Every line of the material that includes the word "posts" is to be shown.

(Data shown)

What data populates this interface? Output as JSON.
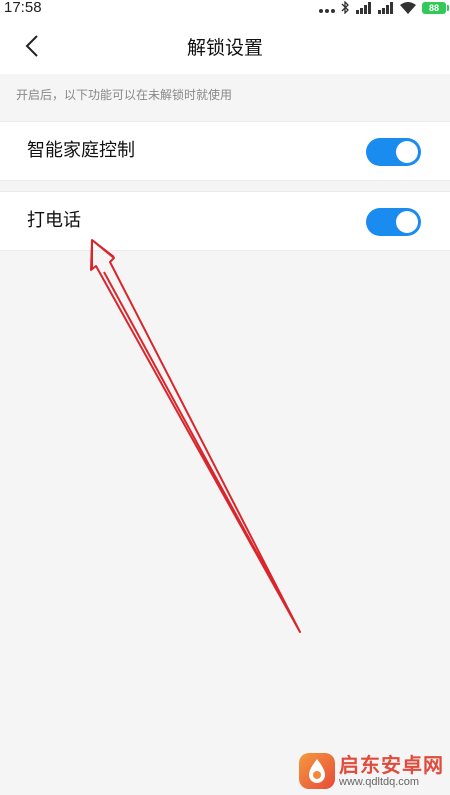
{
  "status_bar": {
    "time": "17:58",
    "battery": "88"
  },
  "header": {
    "title": "解锁设置"
  },
  "hint": "开启后，以下功能可以在未解锁时就使用",
  "settings": [
    {
      "label": "智能家庭控制",
      "enabled": true
    },
    {
      "label": "打电话",
      "enabled": true
    }
  ],
  "watermark": {
    "name": "启东安卓网",
    "url": "www.qdltdq.com"
  },
  "colors": {
    "toggle_on": "#1a8cf0",
    "annotation_arrow": "#d9262c",
    "background": "#f5f5f5"
  }
}
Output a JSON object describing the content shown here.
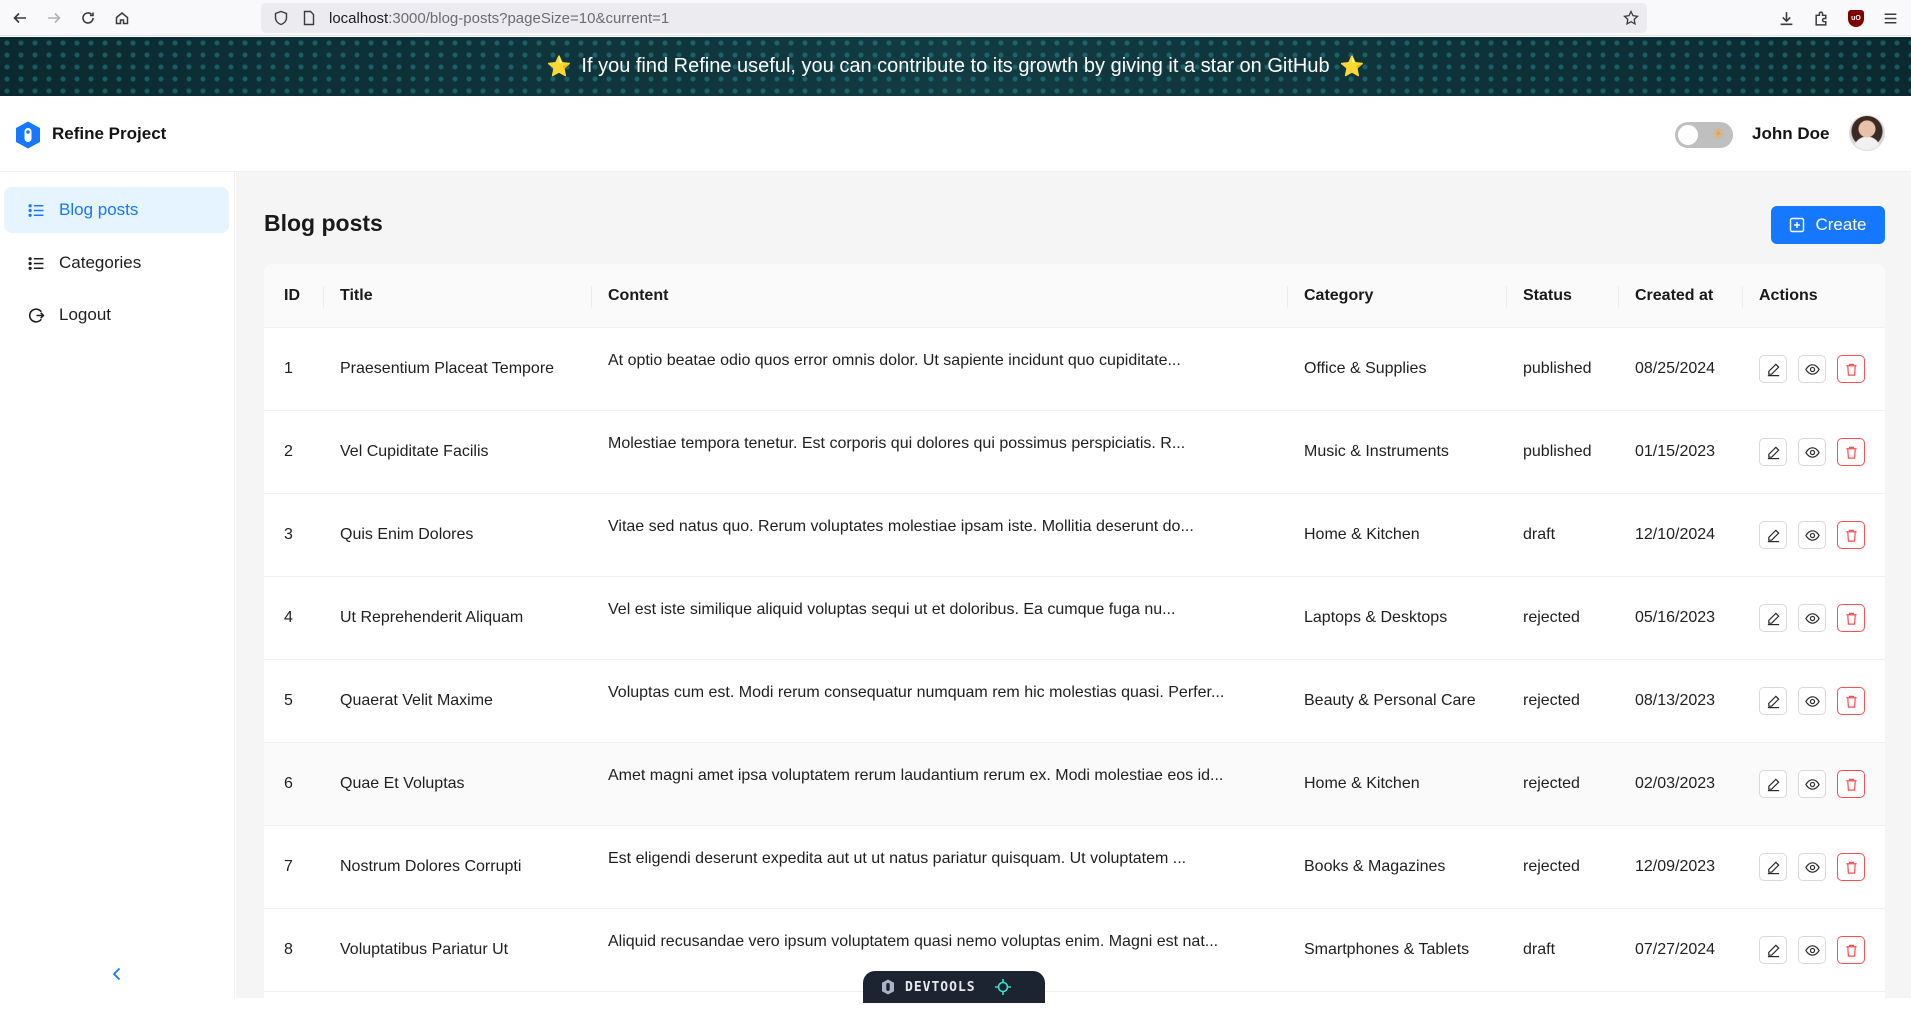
{
  "browser": {
    "url_host": "localhost",
    "url_rest": ":3000/blog-posts?pageSize=10&current=1"
  },
  "banner": {
    "text": "If you find Refine useful, you can contribute to its growth by giving it a star on GitHub",
    "star": "⭐"
  },
  "header": {
    "brand": "Refine Project",
    "username": "John Doe"
  },
  "sidebar": {
    "items": [
      {
        "label": "Blog posts",
        "active": true
      },
      {
        "label": "Categories",
        "active": false
      },
      {
        "label": "Logout",
        "active": false
      }
    ]
  },
  "main": {
    "title": "Blog posts",
    "create_label": "Create"
  },
  "table": {
    "columns": [
      "ID",
      "Title",
      "Content",
      "Category",
      "Status",
      "Created at",
      "Actions"
    ],
    "rows": [
      {
        "id": "1",
        "title": "Praesentium Placeat Tempore",
        "content": "At optio beatae odio quos error omnis dolor. Ut sapiente incidunt quo cupiditate...",
        "category": "Office & Supplies",
        "status": "published",
        "created": "08/25/2024"
      },
      {
        "id": "2",
        "title": "Vel Cupiditate Facilis",
        "content": "Molestiae tempora tenetur. Est corporis qui dolores qui possimus perspiciatis. R...",
        "category": "Music & Instruments",
        "status": "published",
        "created": "01/15/2023"
      },
      {
        "id": "3",
        "title": "Quis Enim Dolores",
        "content": "Vitae sed natus quo. Rerum voluptates molestiae ipsam iste. Mollitia deserunt do...",
        "category": "Home & Kitchen",
        "status": "draft",
        "created": "12/10/2024"
      },
      {
        "id": "4",
        "title": "Ut Reprehenderit Aliquam",
        "content": "Vel est iste similique aliquid voluptas sequi ut et doloribus. Ea cumque fuga nu...",
        "category": "Laptops & Desktops",
        "status": "rejected",
        "created": "05/16/2023"
      },
      {
        "id": "5",
        "title": "Quaerat Velit Maxime",
        "content": "Voluptas cum est. Modi rerum consequatur numquam rem hic molestias quasi. Perfer...",
        "category": "Beauty & Personal Care",
        "status": "rejected",
        "created": "08/13/2023"
      },
      {
        "id": "6",
        "title": "Quae Et Voluptas",
        "content": "Amet magni amet ipsa voluptatem rerum laudantium rerum ex. Modi molestiae eos id...",
        "category": "Home & Kitchen",
        "status": "rejected",
        "created": "02/03/2023"
      },
      {
        "id": "7",
        "title": "Nostrum Dolores Corrupti",
        "content": "Est eligendi deserunt expedita aut ut ut natus pariatur quisquam. Ut voluptatem ...",
        "category": "Books & Magazines",
        "status": "rejected",
        "created": "12/09/2023"
      },
      {
        "id": "8",
        "title": "Voluptatibus Pariatur Ut",
        "content": "Aliquid recusandae vero ipsum voluptatem quasi nemo voluptas enim. Magni est nat...",
        "category": "Smartphones & Tablets",
        "status": "draft",
        "created": "07/27/2024"
      }
    ]
  },
  "devtools": {
    "label": "DEVTOOLS"
  }
}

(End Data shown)

Reply:
    "url_rest": ":3000/blog-posts?pageSize=10&current=1"
        "label": "Blog posts",
    "title": "Blog posts",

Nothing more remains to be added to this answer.